Settler Children

Grades: Kindergarten – Grade 3
Booking: All Year

Have you ever wondered what life was like for children before running water, school buses, and video games? Step into the lives of the Good family’s 10 Children and experience the life of a settler child from traditional chores to fun and games.


The Settler Children Program is designed to introduce students to the lives of the Good Family Children. Stepping back to a day in the life of an early settler child will allow students to compare their lives with the day to day challenges facing the people who founded our community. Students will tour the historic house and learn about the children’s role within it. Baking in the historic kitchen is a hands-on learning experience that will teach how early settlers fed their families. Finally students will practice a variety of traditional chores while discovering the gender roles of the early settlers as well as how daily activities were done without things like running water or electricity.


  • Use play as a means to further their learning in the areas of problem solving, mathematics, science and technology, the arts, language and to continue developing social skills.
  • Communicate effectively by listening and speaking.
  • They will practice listening, speaking, and responding to fellow classmates.
  • Show awareness of the passage of time.
  • Participate in games or experiment with toys that include counting and numbers, and require balance, co-ordination, perceptual skill and spatial awareness.
  • Express their own thoughts and share experiences.
  • Participate in visual arts activities using a variety of materials.
  • Compare the leisure activities of the early settlers to entertainment today.
  • Recognize the museum as a special place within the community and understand its function.


Curriculum Requirements:

Grade One

Social Studies

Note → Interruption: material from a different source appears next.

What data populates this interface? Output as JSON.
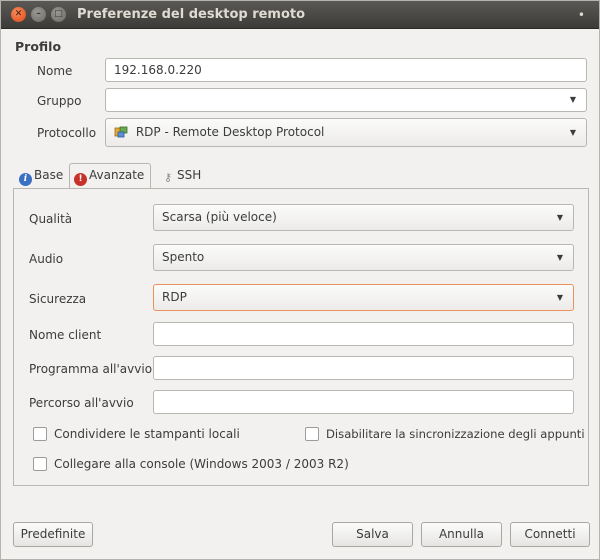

B3 Understanding Context: The Elements of the Local Community
  • B3.1 Identify some of the natural and built features of their community by recognizing the importance and role of a museum in the community.

Science and Technology

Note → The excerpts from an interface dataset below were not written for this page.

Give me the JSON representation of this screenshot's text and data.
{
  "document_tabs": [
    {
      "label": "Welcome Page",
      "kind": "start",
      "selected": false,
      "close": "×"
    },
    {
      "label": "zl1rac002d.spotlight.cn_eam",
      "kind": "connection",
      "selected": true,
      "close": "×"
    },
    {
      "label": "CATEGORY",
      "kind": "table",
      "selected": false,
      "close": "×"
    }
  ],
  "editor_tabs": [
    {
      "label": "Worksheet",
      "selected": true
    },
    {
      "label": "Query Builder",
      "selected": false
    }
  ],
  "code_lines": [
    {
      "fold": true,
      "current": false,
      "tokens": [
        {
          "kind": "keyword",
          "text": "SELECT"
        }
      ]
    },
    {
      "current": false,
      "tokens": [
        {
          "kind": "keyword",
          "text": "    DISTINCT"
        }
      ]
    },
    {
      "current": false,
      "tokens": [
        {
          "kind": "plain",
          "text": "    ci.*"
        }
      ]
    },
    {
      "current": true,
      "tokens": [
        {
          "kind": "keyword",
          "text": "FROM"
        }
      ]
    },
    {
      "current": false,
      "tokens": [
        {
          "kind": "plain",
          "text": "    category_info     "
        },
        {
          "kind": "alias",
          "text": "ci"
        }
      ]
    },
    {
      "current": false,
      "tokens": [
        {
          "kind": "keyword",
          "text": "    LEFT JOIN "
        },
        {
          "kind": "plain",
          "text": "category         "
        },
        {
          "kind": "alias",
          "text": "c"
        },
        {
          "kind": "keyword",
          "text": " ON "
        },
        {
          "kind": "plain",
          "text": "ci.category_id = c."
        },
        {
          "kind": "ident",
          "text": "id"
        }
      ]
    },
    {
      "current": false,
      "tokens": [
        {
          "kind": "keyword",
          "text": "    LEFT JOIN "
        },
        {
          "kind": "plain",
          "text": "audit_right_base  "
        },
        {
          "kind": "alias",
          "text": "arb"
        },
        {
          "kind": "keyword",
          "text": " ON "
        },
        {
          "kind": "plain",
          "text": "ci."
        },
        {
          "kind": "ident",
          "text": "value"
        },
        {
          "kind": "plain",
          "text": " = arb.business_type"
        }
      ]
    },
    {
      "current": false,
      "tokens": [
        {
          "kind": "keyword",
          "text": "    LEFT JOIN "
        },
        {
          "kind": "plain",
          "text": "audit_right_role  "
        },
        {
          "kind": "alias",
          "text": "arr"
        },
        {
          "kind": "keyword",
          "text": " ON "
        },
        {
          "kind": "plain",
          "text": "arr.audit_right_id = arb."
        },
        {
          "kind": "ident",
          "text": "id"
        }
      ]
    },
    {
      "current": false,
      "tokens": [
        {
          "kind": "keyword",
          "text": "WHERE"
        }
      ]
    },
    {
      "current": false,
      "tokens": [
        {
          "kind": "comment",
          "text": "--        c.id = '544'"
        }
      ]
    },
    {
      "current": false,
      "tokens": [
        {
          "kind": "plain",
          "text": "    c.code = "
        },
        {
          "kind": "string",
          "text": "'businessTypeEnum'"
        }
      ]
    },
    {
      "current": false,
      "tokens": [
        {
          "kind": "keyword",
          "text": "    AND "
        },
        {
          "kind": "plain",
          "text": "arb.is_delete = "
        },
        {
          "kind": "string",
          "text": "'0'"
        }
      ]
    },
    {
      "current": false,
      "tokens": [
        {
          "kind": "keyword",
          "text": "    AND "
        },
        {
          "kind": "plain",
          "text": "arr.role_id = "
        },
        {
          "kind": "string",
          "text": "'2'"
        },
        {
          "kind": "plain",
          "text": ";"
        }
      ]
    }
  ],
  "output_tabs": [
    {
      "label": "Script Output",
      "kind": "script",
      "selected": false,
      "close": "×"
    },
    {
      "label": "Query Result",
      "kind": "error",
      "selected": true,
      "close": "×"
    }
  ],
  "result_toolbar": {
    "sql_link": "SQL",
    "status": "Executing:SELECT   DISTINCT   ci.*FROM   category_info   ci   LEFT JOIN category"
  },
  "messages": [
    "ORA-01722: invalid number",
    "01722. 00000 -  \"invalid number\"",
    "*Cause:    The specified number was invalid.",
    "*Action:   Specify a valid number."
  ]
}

Earth and Space Systems: Daily and Seasonal Changes
  • 1.1 Assess the impact of daily and seasonal changes on human outdoor activities and identify innovations that allow for some of these activities to take place indoors out of season.

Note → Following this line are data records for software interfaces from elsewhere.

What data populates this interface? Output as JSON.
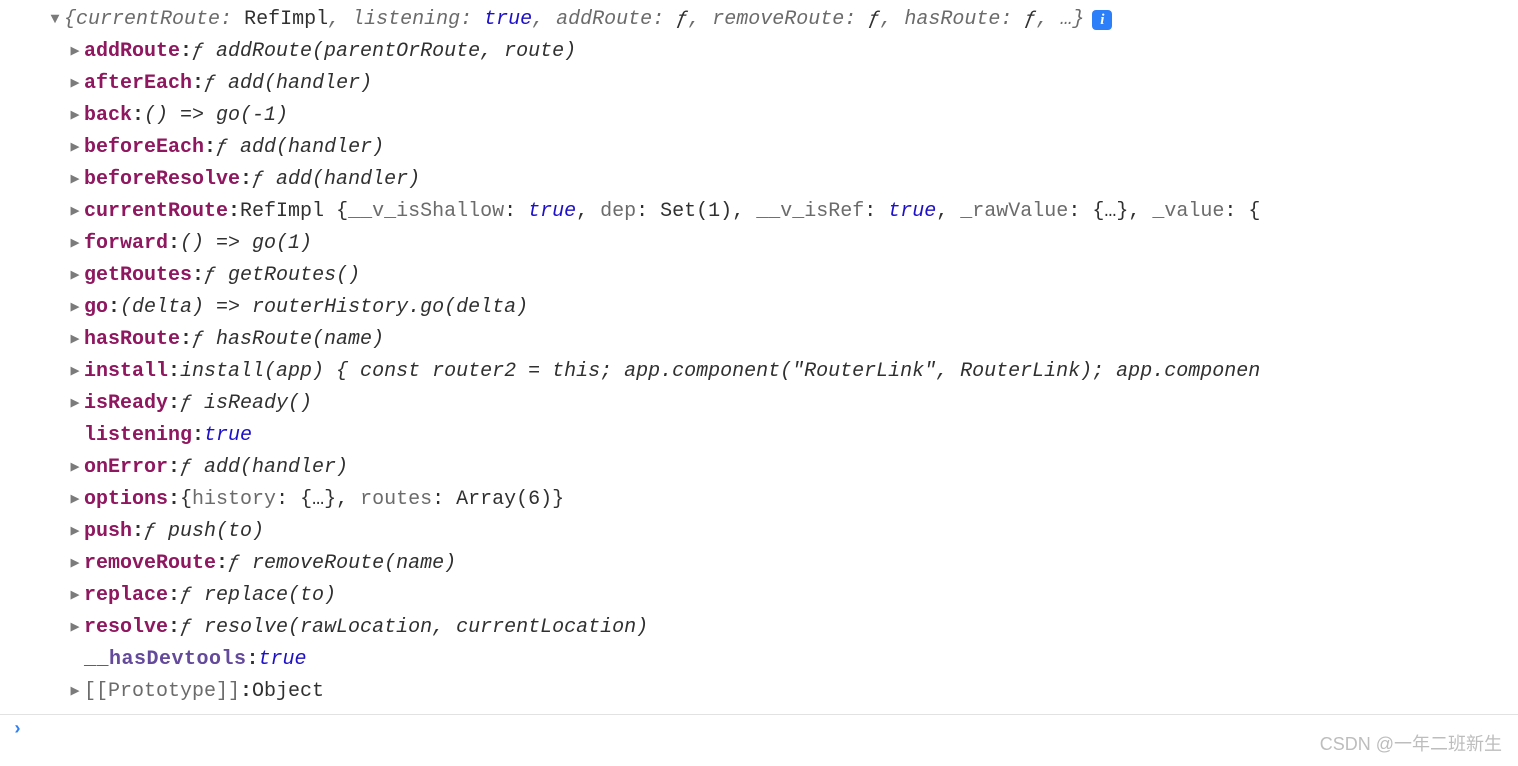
{
  "summary": {
    "pairs": [
      {
        "k": "currentRoute",
        "v": "RefImpl",
        "vc": "plain"
      },
      {
        "k": "listening",
        "v": "true",
        "vc": "bool"
      },
      {
        "k": "addRoute",
        "v": "ƒ",
        "vc": "fsig"
      },
      {
        "k": "removeRoute",
        "v": "ƒ",
        "vc": "fsig"
      },
      {
        "k": "hasRoute",
        "v": "ƒ",
        "vc": "fsig"
      }
    ],
    "tail": ", …}"
  },
  "props": [
    {
      "tri": "right",
      "key": "addRoute",
      "kc": "key",
      "fn": "ƒ addRoute(parentOrRoute, route)"
    },
    {
      "tri": "right",
      "key": "afterEach",
      "kc": "key",
      "fn": "ƒ add(handler)"
    },
    {
      "tri": "right",
      "key": "back",
      "kc": "key",
      "fn": "() => go(-1)"
    },
    {
      "tri": "right",
      "key": "beforeEach",
      "kc": "key",
      "fn": "ƒ add(handler)"
    },
    {
      "tri": "right",
      "key": "beforeResolve",
      "kc": "key",
      "fn": "ƒ add(handler)"
    },
    {
      "tri": "right",
      "key": "currentRoute",
      "kc": "key",
      "inline": [
        {
          "t": "RefImpl {",
          "c": "plain"
        },
        {
          "t": "__v_isShallow",
          "c": "graykey"
        },
        {
          "t": ": ",
          "c": "plain"
        },
        {
          "t": "true",
          "c": "bool"
        },
        {
          "t": ", ",
          "c": "plain"
        },
        {
          "t": "dep",
          "c": "graykey"
        },
        {
          "t": ": Set(1), ",
          "c": "plain"
        },
        {
          "t": "__v_isRef",
          "c": "graykey"
        },
        {
          "t": ": ",
          "c": "plain"
        },
        {
          "t": "true",
          "c": "bool"
        },
        {
          "t": ", ",
          "c": "plain"
        },
        {
          "t": "_rawValue",
          "c": "graykey"
        },
        {
          "t": ": {…}, ",
          "c": "plain"
        },
        {
          "t": "_value",
          "c": "graykey"
        },
        {
          "t": ": {",
          "c": "plain"
        }
      ]
    },
    {
      "tri": "right",
      "key": "forward",
      "kc": "key",
      "fn": "() => go(1)"
    },
    {
      "tri": "right",
      "key": "getRoutes",
      "kc": "key",
      "fn": "ƒ getRoutes()"
    },
    {
      "tri": "right",
      "key": "go",
      "kc": "key",
      "fn": "(delta) => routerHistory.go(delta)"
    },
    {
      "tri": "right",
      "key": "hasRoute",
      "kc": "key",
      "fn": "ƒ hasRoute(name)"
    },
    {
      "tri": "right",
      "key": "install",
      "kc": "key",
      "fn": "install(app) { const router2 = this; app.component(\"RouterLink\", RouterLink); app.componen"
    },
    {
      "tri": "right",
      "key": "isReady",
      "kc": "key",
      "fn": "ƒ isReady()"
    },
    {
      "tri": "none",
      "key": "listening",
      "kc": "key",
      "inline": [
        {
          "t": "true",
          "c": "bool"
        }
      ]
    },
    {
      "tri": "right",
      "key": "onError",
      "kc": "key",
      "fn": "ƒ add(handler)"
    },
    {
      "tri": "right",
      "key": "options",
      "kc": "key",
      "inline": [
        {
          "t": "{",
          "c": "plain"
        },
        {
          "t": "history",
          "c": "graykey"
        },
        {
          "t": ": {…}, ",
          "c": "plain"
        },
        {
          "t": "routes",
          "c": "graykey"
        },
        {
          "t": ": Array(6)}",
          "c": "plain"
        }
      ]
    },
    {
      "tri": "right",
      "key": "push",
      "kc": "key",
      "fn": "ƒ push(to)"
    },
    {
      "tri": "right",
      "key": "removeRoute",
      "kc": "key",
      "fn": "ƒ removeRoute(name)"
    },
    {
      "tri": "right",
      "key": "replace",
      "kc": "key",
      "fn": "ƒ replace(to)"
    },
    {
      "tri": "right",
      "key": "resolve",
      "kc": "key",
      "fn": "ƒ resolve(rawLocation, currentLocation)"
    },
    {
      "tri": "none",
      "key": "__hasDevtools",
      "kc": "key2",
      "inline": [
        {
          "t": "true",
          "c": "bool"
        }
      ]
    },
    {
      "tri": "right",
      "key": "[[Prototype]]",
      "kc": "graykey",
      "inline": [
        {
          "t": "Object",
          "c": "plain"
        }
      ]
    }
  ],
  "promptGlyph": "›",
  "watermark": "CSDN @一年二班新生"
}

Understanding Matter and Energy

  • 1.2 Describe how the everyday lives of different people and other living things would be affected if electrical energy were no longer available


Grade Two

Social Studies

Heritage and Identity Changing Family and Community Traditions

A1: Why Traditions Change

  • A1.1 Compare ways in which some traditions have celebrated over multiple generations.

A3: Understanding Context: Tradition and Heritage

  • A3.5 Demonstrate an understanding of simple chronology.
  • A3.4 students will describe some significant traditions and celebrations of their families, their peers, and their own communities, as well as some other communities in Canada.
  • A3.6 Identify ways in which heritage is passed on through various community celebrations and events

Grade Three

Social Studies

Heritage and Identity: Communities in Canada 1780 – 1850

A1. Application Life in Canada Then and Now

  • A1.2: Compare some of the roles of and challenges facing the people in Canada around the beginning of the nineteenth century with those in the present day.

A2: Inquiry: Community Challenges and Adaptations

  • A2.1 Formulate questions to guide investigations into some of the major challenges facing different groups and communities in Canada from 1780 – 1850.
  • A2.2 Gather and organize information on major challenges facing different groups and communities and on measures taken to address these challenges, using a variety of primary and secondary sources.